The Oxford dictionary says the word is a rare one originating in the mid-18th century to describe the action of estimating something as worthless
As India’s economic climate becomes more complicated, so have the messages from monetary policy makers.
Central bank watchers were left scrambling this week for their dictionaries and Google searches to decipher parts of a speech by Governor Shaktikanta Das and minutes of the recent monetary policy committee meeting.
In the minutes, published on Wednesday, MPC member Chetan Ghate said “estimates of economic growth in India have unfortunately been subject to a fair degree of floccinaucinihilipilification. Notwithstanding this, growth is likely to pick up.” The Oxford dictionary says the word is a rare one originating in the mid-18th century to describe the action of estimating something as worthless.
On Monday, Das invoked Voltaire in a speech on the economy.
“I am not saying we maintain a Panglossian countenance and smile away every difficulty,” he said.
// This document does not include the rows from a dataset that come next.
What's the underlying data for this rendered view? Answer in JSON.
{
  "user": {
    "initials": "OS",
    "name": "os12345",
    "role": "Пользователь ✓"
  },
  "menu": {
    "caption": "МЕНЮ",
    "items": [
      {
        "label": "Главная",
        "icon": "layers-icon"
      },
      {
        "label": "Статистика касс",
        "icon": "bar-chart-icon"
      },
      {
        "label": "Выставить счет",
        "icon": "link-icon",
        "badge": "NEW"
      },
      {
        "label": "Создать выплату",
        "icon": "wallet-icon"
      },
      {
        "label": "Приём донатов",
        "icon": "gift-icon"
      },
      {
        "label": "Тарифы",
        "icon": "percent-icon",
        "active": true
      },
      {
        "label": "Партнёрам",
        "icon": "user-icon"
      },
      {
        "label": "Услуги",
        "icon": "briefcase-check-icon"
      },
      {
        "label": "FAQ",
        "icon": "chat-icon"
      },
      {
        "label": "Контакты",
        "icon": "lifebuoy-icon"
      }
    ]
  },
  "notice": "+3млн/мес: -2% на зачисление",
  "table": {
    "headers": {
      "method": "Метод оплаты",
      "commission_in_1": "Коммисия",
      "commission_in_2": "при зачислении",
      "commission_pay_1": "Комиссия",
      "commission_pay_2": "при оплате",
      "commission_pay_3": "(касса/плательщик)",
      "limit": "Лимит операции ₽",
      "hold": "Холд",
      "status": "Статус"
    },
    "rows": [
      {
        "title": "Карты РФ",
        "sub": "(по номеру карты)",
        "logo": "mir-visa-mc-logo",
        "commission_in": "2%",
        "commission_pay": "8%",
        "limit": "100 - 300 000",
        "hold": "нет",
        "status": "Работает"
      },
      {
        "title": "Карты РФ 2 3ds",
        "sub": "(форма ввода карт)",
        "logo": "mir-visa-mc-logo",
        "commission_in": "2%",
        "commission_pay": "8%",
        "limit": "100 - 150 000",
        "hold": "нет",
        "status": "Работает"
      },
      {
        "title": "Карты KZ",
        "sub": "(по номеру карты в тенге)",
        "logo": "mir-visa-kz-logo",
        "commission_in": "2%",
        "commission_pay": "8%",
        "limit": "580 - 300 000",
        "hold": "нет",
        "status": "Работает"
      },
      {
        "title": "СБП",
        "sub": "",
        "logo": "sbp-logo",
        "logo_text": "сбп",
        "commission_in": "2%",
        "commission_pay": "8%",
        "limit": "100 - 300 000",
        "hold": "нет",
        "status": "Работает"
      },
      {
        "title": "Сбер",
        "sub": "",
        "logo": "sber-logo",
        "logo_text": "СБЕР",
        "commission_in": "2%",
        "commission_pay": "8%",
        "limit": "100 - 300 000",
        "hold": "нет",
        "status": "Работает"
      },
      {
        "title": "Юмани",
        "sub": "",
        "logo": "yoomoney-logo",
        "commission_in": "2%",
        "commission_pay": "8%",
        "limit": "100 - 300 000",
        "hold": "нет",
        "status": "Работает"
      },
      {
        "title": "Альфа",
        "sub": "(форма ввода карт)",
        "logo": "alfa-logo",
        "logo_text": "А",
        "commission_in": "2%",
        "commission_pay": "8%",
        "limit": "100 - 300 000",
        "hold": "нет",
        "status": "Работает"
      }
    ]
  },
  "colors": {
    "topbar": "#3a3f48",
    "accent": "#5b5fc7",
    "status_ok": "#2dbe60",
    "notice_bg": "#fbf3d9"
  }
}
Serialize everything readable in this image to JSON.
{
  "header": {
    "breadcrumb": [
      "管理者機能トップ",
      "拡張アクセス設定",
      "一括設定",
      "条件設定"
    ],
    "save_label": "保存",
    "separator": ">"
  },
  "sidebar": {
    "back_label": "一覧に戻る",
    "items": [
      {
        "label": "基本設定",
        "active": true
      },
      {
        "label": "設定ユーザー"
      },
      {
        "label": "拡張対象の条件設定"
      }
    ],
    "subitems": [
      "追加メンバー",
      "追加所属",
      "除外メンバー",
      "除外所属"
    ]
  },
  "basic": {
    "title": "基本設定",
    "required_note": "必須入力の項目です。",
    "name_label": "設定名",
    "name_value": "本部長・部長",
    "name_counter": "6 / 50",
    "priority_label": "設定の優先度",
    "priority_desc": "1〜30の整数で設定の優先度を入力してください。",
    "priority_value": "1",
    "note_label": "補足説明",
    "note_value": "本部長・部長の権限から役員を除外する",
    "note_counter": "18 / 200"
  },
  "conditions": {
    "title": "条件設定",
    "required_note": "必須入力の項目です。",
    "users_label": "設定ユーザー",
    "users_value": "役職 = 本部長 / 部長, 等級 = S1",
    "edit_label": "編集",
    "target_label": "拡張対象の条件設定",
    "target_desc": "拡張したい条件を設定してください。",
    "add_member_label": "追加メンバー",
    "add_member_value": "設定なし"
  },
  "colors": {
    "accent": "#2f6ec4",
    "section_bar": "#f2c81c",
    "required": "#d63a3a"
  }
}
The dictionary says a Panglossian way of life is characterized by one of extreme optimism.
The expression refers to Professor Pangloss, a character in “Candide, ou l’Optimisme” or Candide: Optimism -- a satire written by the French philosopher Voltaire in 1759.
Central bank watchers are already battling to predict policy makers’ next move after the MPC cut interest rates by an unconventional 35 basis points.
Ghate, an external member of the committee who is an academic, voted for a more conventional 25 basis-point reduction at the last policy meeting, and sounded a note of caution about the recent economic slowdown.